Marriage is hard, folks.

Very hard indeed.

I have reached a hard rocky point, where insecurity and instability are at its peak, and it just looks so bleak. And it is very confusing to navigate, and how does one make the other understand, and how does the other understand one, and how does one love the other like before, whilst being so deeply frustrated and saddened by one.

Men are strange creatures, that is what.

And women are fools to their emotions and fantasies.

Marriage is not a dream boat. I think we all know that.

I am just trying to navigate these treacherous waters.

We all want to be happy in the end, I suppose.

Right now I am supposed to be gloriously happy but I am severely miserable. But I am going to fake my happiness until it comes to me of its own accord, because sometimes in life you have to smile your tears away and learn how to be savvy – in order to save your sanity and hold your relationship together.

But oh, it is hard. So so hard. I have to hug and kiss when my insides are furious and hurt and sad – but I have to because I love this frustrating man so much. I just need to figure out a way to deal with all of this insecurity.
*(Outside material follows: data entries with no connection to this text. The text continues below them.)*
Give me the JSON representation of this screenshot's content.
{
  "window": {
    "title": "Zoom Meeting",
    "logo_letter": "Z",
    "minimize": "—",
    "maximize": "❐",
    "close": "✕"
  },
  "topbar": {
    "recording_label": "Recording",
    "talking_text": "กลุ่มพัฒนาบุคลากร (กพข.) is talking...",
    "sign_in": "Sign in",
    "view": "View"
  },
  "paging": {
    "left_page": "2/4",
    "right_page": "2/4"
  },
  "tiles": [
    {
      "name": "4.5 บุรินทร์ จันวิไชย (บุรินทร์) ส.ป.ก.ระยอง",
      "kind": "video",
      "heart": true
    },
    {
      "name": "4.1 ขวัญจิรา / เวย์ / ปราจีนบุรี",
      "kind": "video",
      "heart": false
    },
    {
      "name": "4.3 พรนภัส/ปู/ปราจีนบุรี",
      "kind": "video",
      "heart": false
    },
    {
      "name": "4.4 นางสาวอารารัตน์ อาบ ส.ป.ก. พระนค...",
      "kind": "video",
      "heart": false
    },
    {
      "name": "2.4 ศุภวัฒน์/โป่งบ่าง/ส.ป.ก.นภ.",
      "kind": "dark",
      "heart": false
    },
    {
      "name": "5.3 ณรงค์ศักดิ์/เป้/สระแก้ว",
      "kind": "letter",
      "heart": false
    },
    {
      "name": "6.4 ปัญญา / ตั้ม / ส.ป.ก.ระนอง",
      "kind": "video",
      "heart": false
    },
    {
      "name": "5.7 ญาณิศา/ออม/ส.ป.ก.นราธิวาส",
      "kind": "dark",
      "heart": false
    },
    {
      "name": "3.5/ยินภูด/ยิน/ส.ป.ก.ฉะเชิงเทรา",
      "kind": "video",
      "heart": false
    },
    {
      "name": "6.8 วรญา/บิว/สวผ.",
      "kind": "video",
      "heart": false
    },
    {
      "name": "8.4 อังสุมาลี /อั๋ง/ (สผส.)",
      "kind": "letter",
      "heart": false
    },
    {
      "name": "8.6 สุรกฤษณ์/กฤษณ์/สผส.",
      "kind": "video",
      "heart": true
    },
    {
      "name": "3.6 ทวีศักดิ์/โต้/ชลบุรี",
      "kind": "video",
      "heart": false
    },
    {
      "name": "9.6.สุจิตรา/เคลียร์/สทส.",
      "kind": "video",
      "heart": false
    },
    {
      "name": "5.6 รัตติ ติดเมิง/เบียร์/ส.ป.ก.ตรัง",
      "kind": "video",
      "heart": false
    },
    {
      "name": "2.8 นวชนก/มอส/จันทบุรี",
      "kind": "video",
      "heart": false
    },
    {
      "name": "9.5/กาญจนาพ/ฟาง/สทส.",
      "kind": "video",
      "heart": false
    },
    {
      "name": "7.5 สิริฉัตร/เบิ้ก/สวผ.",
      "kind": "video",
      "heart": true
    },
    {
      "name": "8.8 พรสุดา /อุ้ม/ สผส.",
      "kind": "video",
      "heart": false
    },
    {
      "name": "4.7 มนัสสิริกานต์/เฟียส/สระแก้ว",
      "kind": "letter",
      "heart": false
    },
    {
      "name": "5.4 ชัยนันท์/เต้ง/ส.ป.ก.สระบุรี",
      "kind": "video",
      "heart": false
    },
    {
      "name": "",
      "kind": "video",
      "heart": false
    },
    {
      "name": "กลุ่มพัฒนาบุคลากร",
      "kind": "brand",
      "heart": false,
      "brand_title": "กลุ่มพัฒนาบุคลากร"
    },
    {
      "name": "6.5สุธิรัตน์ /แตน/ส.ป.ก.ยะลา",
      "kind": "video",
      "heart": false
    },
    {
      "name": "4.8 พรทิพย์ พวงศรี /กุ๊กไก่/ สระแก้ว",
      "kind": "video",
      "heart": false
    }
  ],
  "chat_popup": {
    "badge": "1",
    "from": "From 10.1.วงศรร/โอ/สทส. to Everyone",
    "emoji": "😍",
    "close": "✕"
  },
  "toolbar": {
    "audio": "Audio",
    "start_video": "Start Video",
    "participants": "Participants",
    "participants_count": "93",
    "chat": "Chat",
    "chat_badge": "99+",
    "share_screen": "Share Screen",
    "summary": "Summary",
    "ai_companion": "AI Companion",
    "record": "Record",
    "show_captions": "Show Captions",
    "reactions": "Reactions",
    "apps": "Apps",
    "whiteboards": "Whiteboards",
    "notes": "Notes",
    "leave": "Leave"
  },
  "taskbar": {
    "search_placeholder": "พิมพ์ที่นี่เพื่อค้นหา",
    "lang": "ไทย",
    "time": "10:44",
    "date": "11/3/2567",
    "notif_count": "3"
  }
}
How on EARTH does my mother do it?! Kudos to that emotionally strong woman, that’s what. I am realising now things I could never have envisioned before.